[Editor’s Note: Agreed; you should watch that. It’s out there. -DT]
So, did the Pirelli BS3 actually work? Well, yes and no. Motorsport Magazine had a less than stellar experience with BS3 tires during an outing at the Nurburgring. While testing an Auto Union 1000, a band detached from a rear tire, creating a little bit of a situation. The spontaneous mobile tread band evacuation likely caused a great deal of fuss in the Pirelli press office, as a comparison test between the BS3s and Pirelli Extraflex tires was quickly arranged. Not just some parking lot cone work, this comparison test consisted of a tour of Britain and circuit lapping at Oulton park. Bold stuff. While some rubber came detached, the tread bands stayed put, and Motorsport Magazine had some very kind words for the BS3 tires.
[…] but it is significant that each improved his lap times by approx. 5 sec. when using the BS3-shod Oxford. These tyres at first give a feeling of instability, due to their flexible casings, but their superior grip soon becomes evident and corners begin to be taken in impressive drifts. It was particularly noteworthy that whereas the Extraflex screamed loudly as tyres do when tortured in this fashion, the BS3s were uncannily quiet. This silent running is a valuable asset to those who like to hurry round corners and roundabouts without attracting unwelcome attention.

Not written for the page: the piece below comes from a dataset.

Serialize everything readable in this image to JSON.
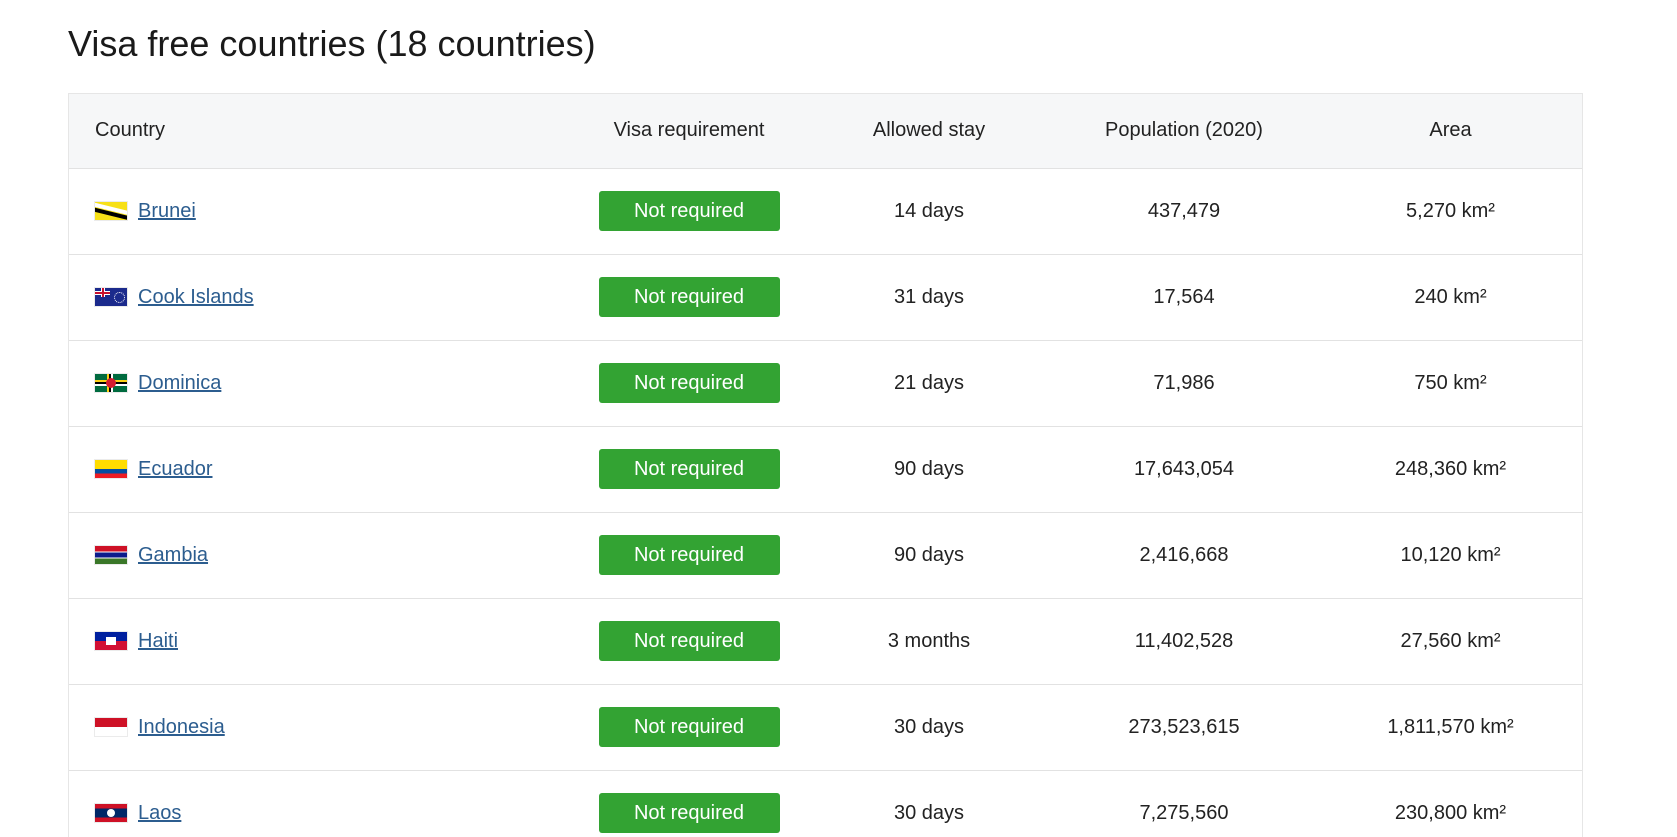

Driving like a nutcase without raising suspicions sounds quite nice, although it sounds like BS3 tires had some very strange handling characteristics. In addition, Pirelli notes that 23 of the 26 BS3-equipped participants in the 1961 Monte Carlo rally finished — a fairly strong showing for the tire. Still, the remote possibility of tread detachment was one that lingered, and the tire’s patented nature meant that imitators didn’t really exist, preventing a wider audience from discovering the joyful weirdness of swappable treads.
In the end, the BS3 was rather short-lived, with production ending in 1964. However, the BS3 spawned a tire much closer to Giuseppe Lugli’s original concept, this time simply called the BS. It may have featured a name that didn’t translate well to English, but it soldiered on until advances in cars and tires consigned detachable treads to the dustbin of history. While we haven’t seen anything like the Pirelli BS3 in decades, it holds a very important place in tire history. Per Pirelli, lessons learned from the BS3 and the subsequent BS were put into practice with Pirelli’s first dedicated winter tire, the MS35.
Not only did Sandro Munari win the 1972 Monte Carlo Rally with a Lancia Fulvia shod with Pirelli MS35 winter tires, Pirelli kept developing winter tires, pushing them to places they’d never been before. Today, Pirelli makes Ice Zero winter tires for icy conditions, Scorpion winter tires for SUVs, and Sottozero winter tires for really fast stuff like the Lamborghini Huracan and the Porsche 911. It’s strange to think that in a way, the very peculiar Pirelli BS3 is partially responsible for being able to truly enjoy Lamborghinis in the snow. That’s not a bad legacy if you ask me.
Lead photo credit: Pirelli